Rapid eye movement sleep behavior disorder
The prevalence of RBD is about 1%-2% in the general population and about 50% in those with Parkinson disease. Although RBD affects men and women equally, men typically have more violent behaviors and more frequently recall dreams with aggressive content. Men are more often diagnosed than women due to this increased violent activity and greater likelihood of observant bed partners. RBD typically occurs in the fifth or sixth decade of life.
RBD is a strong predictor of alpha-synucleinopathies, such as Parkinson disease, and usually precedes the development of a neurodegenerative disease by about 10 years. At least 90% of patients with RBD will be diagnosed with a neurodegenerative disease by 15 years after RBD onset.
It is suggested that the etiology of RBD is neurodegeneration of glutamatergic neurons in the sublaterodorsal tegmental nucleus in the pons or their projection target, glycinergic neurons in the ventral medulla. Normally, these neurons project to spinal motor neurons and result in hyperpolarization during REM sleep, causing muscle atonia. Therefore, degeneration causes lack of atonia.
G47.52 – REM sleep behavior disorder
415238003 – Rapid eye movement sleep behavior disorder

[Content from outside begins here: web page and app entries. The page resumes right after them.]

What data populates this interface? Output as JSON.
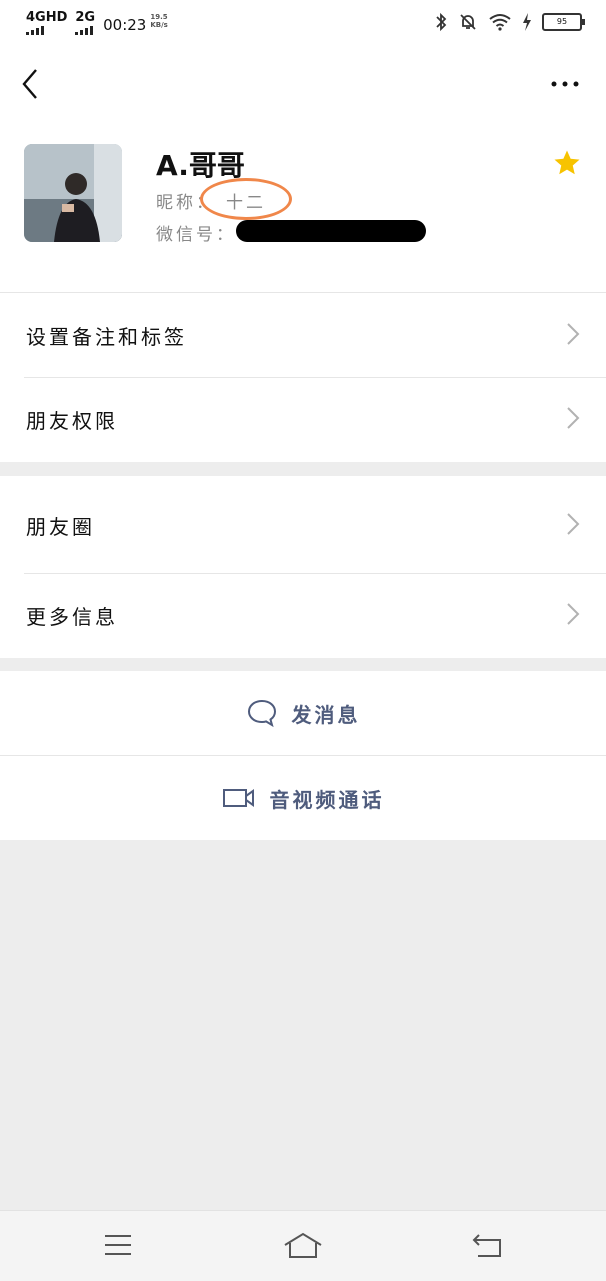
{
  "status_bar": {
    "net1": "4GHD",
    "net2": "2G",
    "time": "00:23",
    "speed_value": "19.5",
    "speed_unit": "KB/s",
    "battery": "95"
  },
  "profile": {
    "name": "A.哥哥",
    "nickname_label": "昵称：",
    "nickname_value": "十二",
    "wechat_id_label": "微信号："
  },
  "menu_section_1": [
    {
      "label": "设置备注和标签"
    },
    {
      "label": "朋友权限"
    }
  ],
  "menu_section_2": [
    {
      "label": "朋友圈"
    },
    {
      "label": "更多信息"
    }
  ],
  "actions": {
    "message_label": "发消息",
    "call_label": "音视频通话"
  },
  "colors": {
    "action_text": "#4f5c7d",
    "star": "#f7c300",
    "annotation_circle": "#f0874a"
  }
}
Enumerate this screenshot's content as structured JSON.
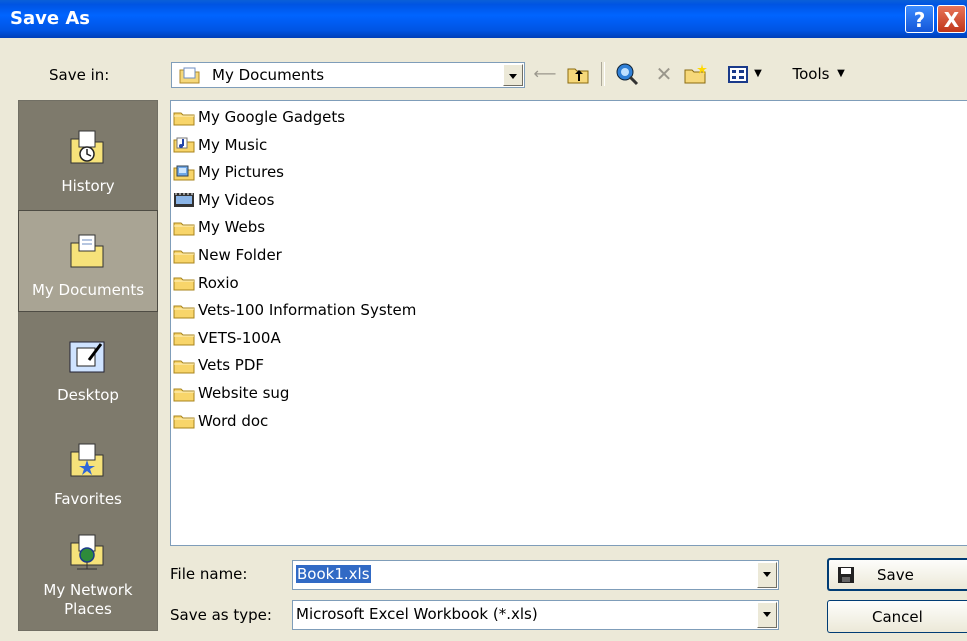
{
  "window": {
    "title": "Save As"
  },
  "titlebar": {
    "help_label": "?",
    "close_label": "X"
  },
  "toolbar": {
    "save_in_label": "Save in:",
    "save_in_value": "My Documents",
    "tools_label": "Tools"
  },
  "places": [
    {
      "label": "History"
    },
    {
      "label": "My Documents"
    },
    {
      "label": "Desktop"
    },
    {
      "label": "Favorites"
    },
    {
      "label": "My Network Places"
    }
  ],
  "files": [
    {
      "name": "My Google Gadgets",
      "icon": "folder-icon"
    },
    {
      "name": "My Music",
      "icon": "music-folder-icon"
    },
    {
      "name": "My Pictures",
      "icon": "pictures-folder-icon"
    },
    {
      "name": "My Videos",
      "icon": "videos-folder-icon"
    },
    {
      "name": "My Webs",
      "icon": "folder-icon"
    },
    {
      "name": "New Folder",
      "icon": "folder-icon"
    },
    {
      "name": "Roxio",
      "icon": "folder-icon"
    },
    {
      "name": "Vets-100 Information System",
      "icon": "folder-icon"
    },
    {
      "name": "VETS-100A",
      "icon": "folder-icon"
    },
    {
      "name": "Vets PDF",
      "icon": "folder-icon"
    },
    {
      "name": "Website sug",
      "icon": "folder-icon"
    },
    {
      "name": "Word doc",
      "icon": "folder-icon"
    }
  ],
  "footer": {
    "file_name_label": "File name:",
    "file_name_value": "Book1.xls",
    "save_type_label": "Save as type:",
    "save_type_value": "Microsoft Excel Workbook (*.xls)",
    "save_label": "Save",
    "cancel_label": "Cancel"
  },
  "colors": {
    "titlebar": "#0054e3",
    "dialog_bg": "#ece9d8",
    "places_bg": "#7e7a6c",
    "selection": "#316ac5"
  }
}
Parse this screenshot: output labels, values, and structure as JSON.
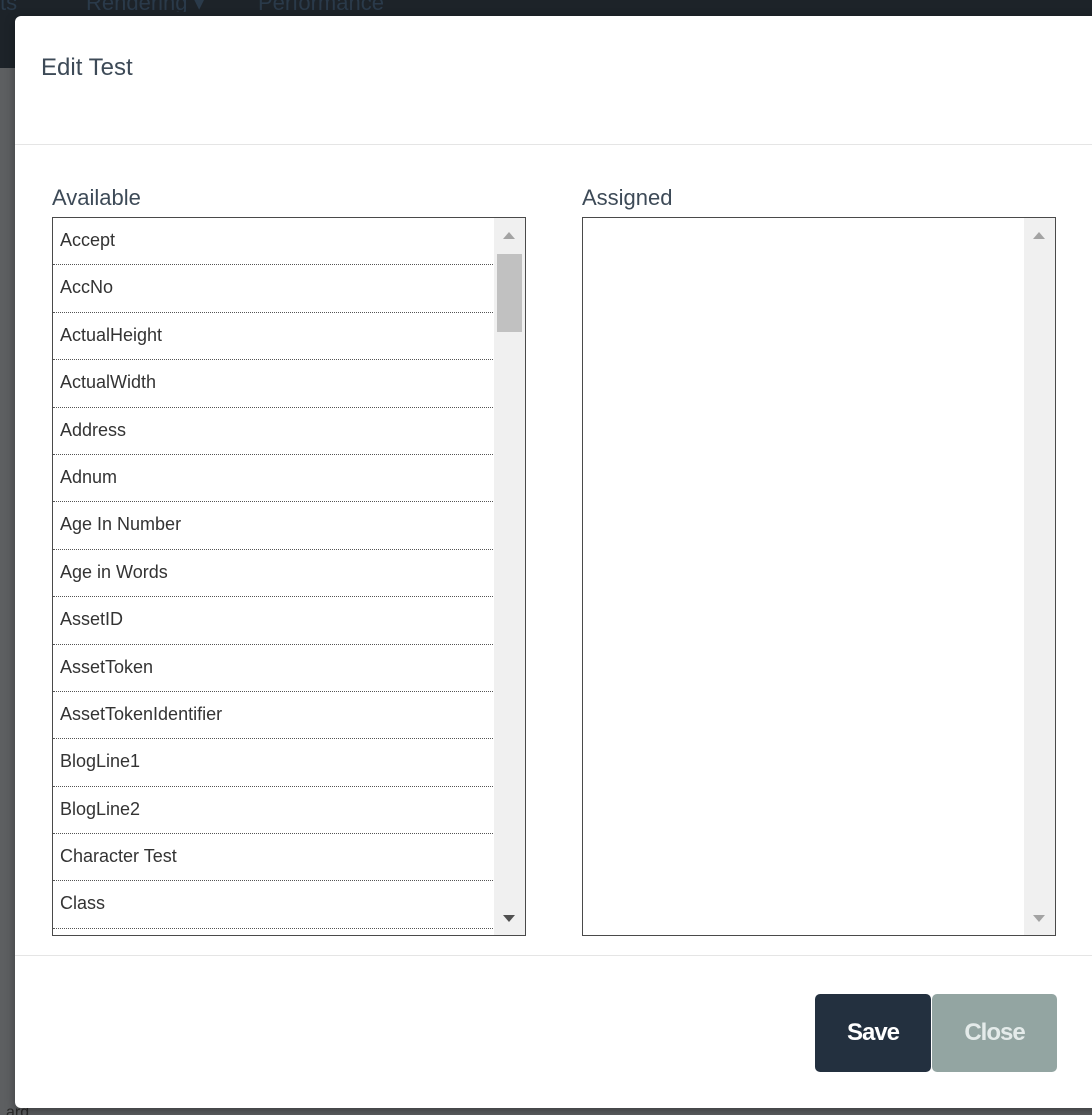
{
  "background": {
    "nav_items": [
      "ts",
      "Rendering ▾",
      "Performance"
    ],
    "footer_text": "ard"
  },
  "modal": {
    "title": "Edit Test",
    "available": {
      "label": "Available",
      "items": [
        "Accept",
        "AccNo",
        "ActualHeight",
        "ActualWidth",
        "Address",
        "Adnum",
        "Age In Number",
        "Age in Words",
        "AssetID",
        "AssetToken",
        "AssetTokenIdentifier",
        "BlogLine1",
        "BlogLine2",
        "Character Test",
        "Class"
      ]
    },
    "assigned": {
      "label": "Assigned",
      "items": []
    },
    "buttons": {
      "save": "Save",
      "close": "Close"
    }
  },
  "colors": {
    "save_bg": "#23303f",
    "close_bg": "#93a5a2",
    "overlay": "#5d5f61"
  },
  "icons": {
    "scroll_up": "scroll-up-arrow-icon",
    "scroll_down": "scroll-down-arrow-icon"
  }
}
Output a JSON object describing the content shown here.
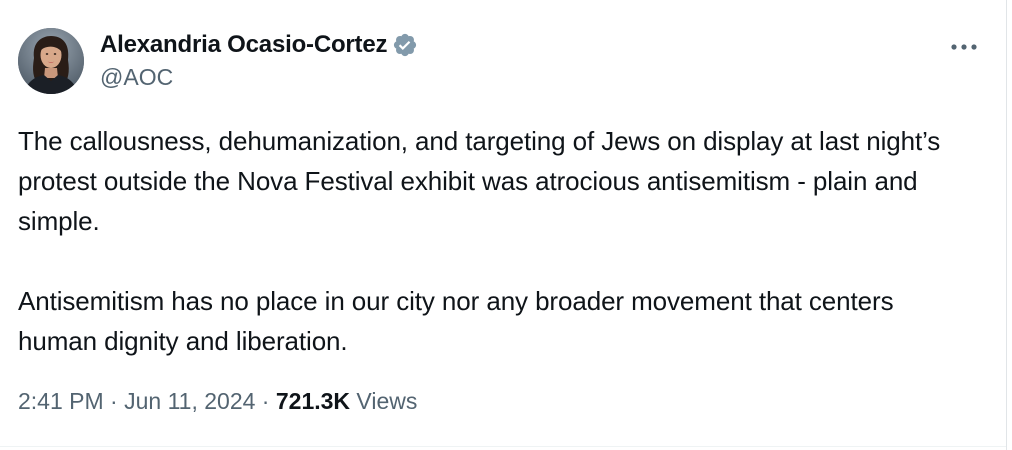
{
  "tweet": {
    "author": {
      "display_name": "Alexandria Ocasio-Cortez",
      "handle": "@AOC",
      "verified": true,
      "verified_icon": "verified-badge-icon",
      "verified_color": "#829aab",
      "avatar_icon": "avatar-photo"
    },
    "more_icon": "more-horizontal-icon",
    "paragraphs": [
      "The callousness, dehumanization, and targeting of Jews on display at last night’s protest outside the Nova Festival exhibit was atrocious antisemitism - plain and simple.",
      "Antisemitism has no place in our city nor any broader movement that centers human dignity and liberation."
    ],
    "meta": {
      "time": "2:41 PM",
      "separator": "·",
      "date": "Jun 11, 2024",
      "views_count": "721.3K",
      "views_label": "Views"
    }
  },
  "colors": {
    "text_primary": "#0f1419",
    "text_secondary": "#536471",
    "background": "#ffffff"
  }
}
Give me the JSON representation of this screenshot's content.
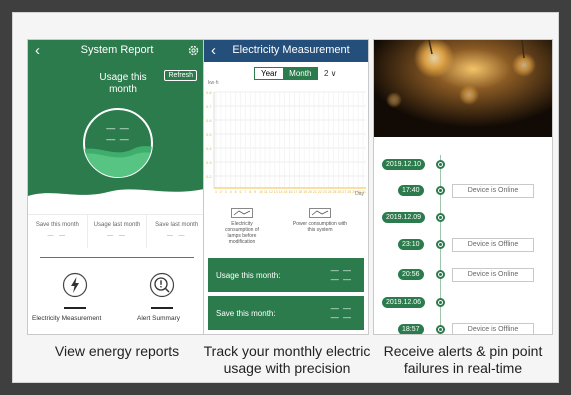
{
  "colors": {
    "brand_green": "#2c7b4d",
    "background": "#3f3f3f"
  },
  "panel1": {
    "title": "System Report",
    "usage_label": "Usage this month",
    "refresh": "Refresh",
    "gauge_top": "— —",
    "gauge_bottom": "— —",
    "stats": [
      {
        "label": "Save this month",
        "value": "— —"
      },
      {
        "label": "Usage last month",
        "value": "— —"
      },
      {
        "label": "Save last month",
        "value": "— —"
      }
    ],
    "btn1": "Electricity Measurement",
    "btn2": "Alert Summary",
    "icons": {
      "back": "back-icon",
      "gear": "gear-icon",
      "lightning": "lightning-icon",
      "alert": "alert-icon"
    }
  },
  "panel2": {
    "title": "Electricity Measurement",
    "tab_year": "Year",
    "tab_month": "Month",
    "dropdown": "2",
    "unit": "kw·h",
    "xaxis": "Day",
    "legend1": "Electricity consumption of lamps before modification",
    "legend2": "Power consumption with this system",
    "usage_label": "Usage this month:",
    "usage_value": "— —",
    "usage_sub": "— —",
    "save_label": "Save this month:",
    "save_value": "— —",
    "save_sub": "— —"
  },
  "panel3": {
    "events": [
      {
        "date": "2019.12.10"
      },
      {
        "time": "17:40",
        "status": "Device is Online"
      },
      {
        "date": "2019.12.09"
      },
      {
        "time": "23:10",
        "status": "Device is Offline"
      },
      {
        "time": "20:56",
        "status": "Device is Online"
      },
      {
        "date": "2019.12.06"
      },
      {
        "time": "18:57",
        "status": "Device is Offline"
      }
    ]
  },
  "captions": {
    "c1": "View energy reports",
    "c2_l1": "Track your monthly electric",
    "c2_l2": "usage with precision",
    "c3_l1": "Receive alerts & pin point",
    "c3_l2": "failures in real-time"
  }
}
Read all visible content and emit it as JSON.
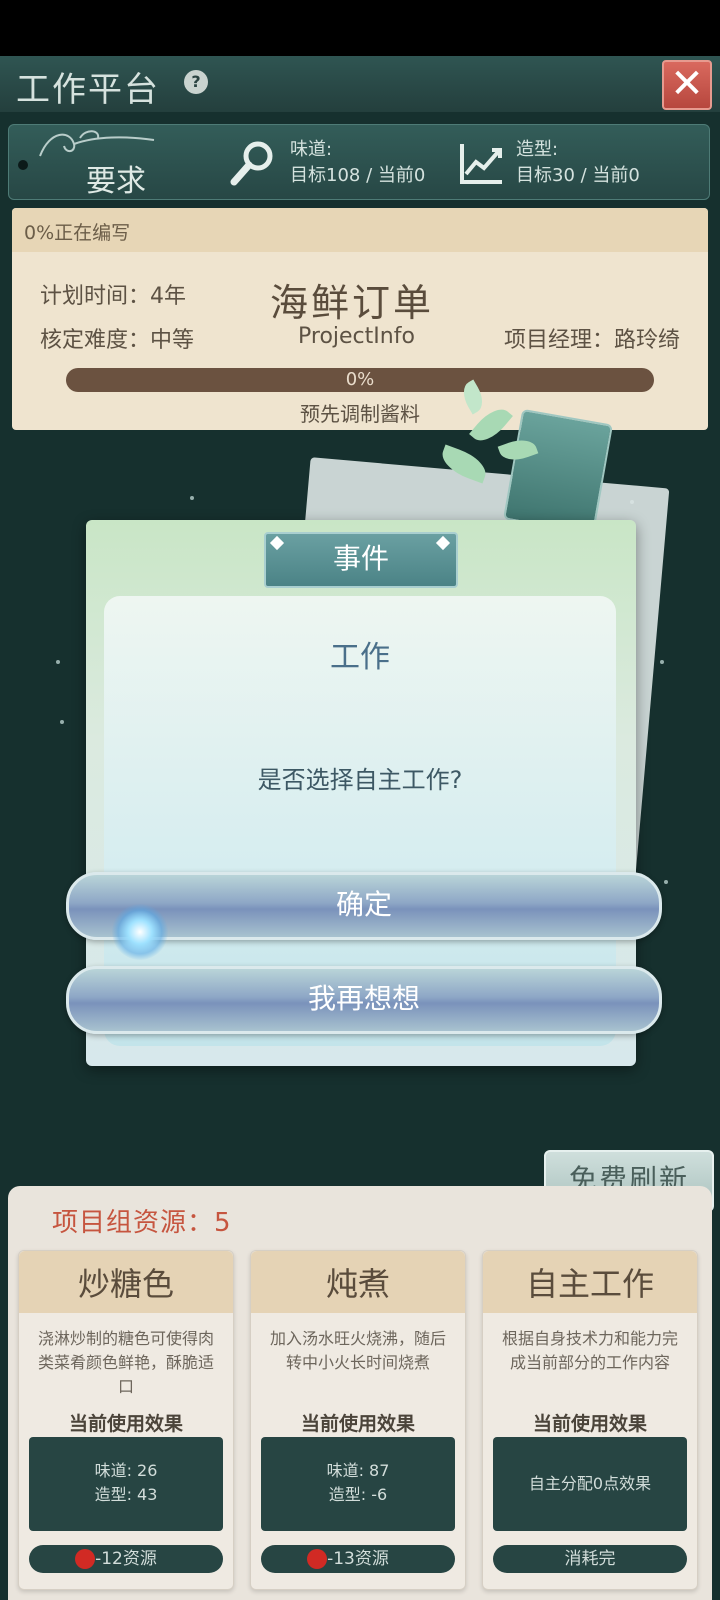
{
  "header": {
    "title": "工作平台",
    "help": "?",
    "close": "✕"
  },
  "requirements": {
    "label": "要求",
    "taste": {
      "label": "味道:",
      "value": "目标108 / 当前0"
    },
    "shape": {
      "label": "造型:",
      "value": "目标30 / 当前0"
    }
  },
  "project": {
    "status": "0%正在编写",
    "plan_time": "计划时间：4年",
    "difficulty": "核定难度：中等",
    "title": "海鲜订单",
    "subtitle": "ProjectInfo",
    "manager": "项目经理：路玲绮",
    "progress": 0,
    "progress_label": "0%",
    "step": "预先调制酱料"
  },
  "dialog": {
    "tab": "事件",
    "heading": "工作",
    "question": "是否选择自主工作?",
    "confirm": "确定",
    "cancel": "我再想想"
  },
  "bottom": {
    "refresh": "免费刷新",
    "resources": "项目组资源：5",
    "cards": [
      {
        "title": "炒糖色",
        "desc": "浇淋炒制的糖色可使得肉类菜肴颜色鲜艳，酥脆适口",
        "effect_title": "当前使用效果",
        "effect_1": "味道: 26",
        "effect_2": "造型: 43",
        "cost": "-12资源"
      },
      {
        "title": "炖煮",
        "desc": "加入汤水旺火烧沸，随后转中小火长时间烧煮",
        "effect_title": "当前使用效果",
        "effect_1": "味道: 87",
        "effect_2": "造型: -6",
        "cost": "-13资源"
      },
      {
        "title": "自主工作",
        "desc": "根据自身技术力和能力完成当前部分的工作内容",
        "effect_title": "当前使用效果",
        "effect_1": "自主分配0点效果",
        "cost": "消耗完"
      }
    ]
  },
  "colors": {
    "accent_red": "#d12a24",
    "panel_dark": "#274543",
    "resource_red": "#c6553f"
  },
  "icons": [
    "help-icon",
    "close-icon",
    "magnifier-icon",
    "trend-chart-icon",
    "resource-dot-icon"
  ]
}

- Non-REM parasomnias
- Nightmare disorder
- Untreated obstructive sleep apnea
- Post-traumatic stress disorder
- Antidepressant medication use
- Narcolepsy type 1
- Acute inflammatory demyelinating polyneuropathy (AIDP)
- Spinocerebellar ataxia type 3
- Brain stem tumors (see, eg, brain stem glioma)
- Multiple sclerosis
- Paraneoplastic disorders
- Withdrawal from alcohol or sedatives (see, eg, benzodiazepine withdrawal, opioid withdrawal)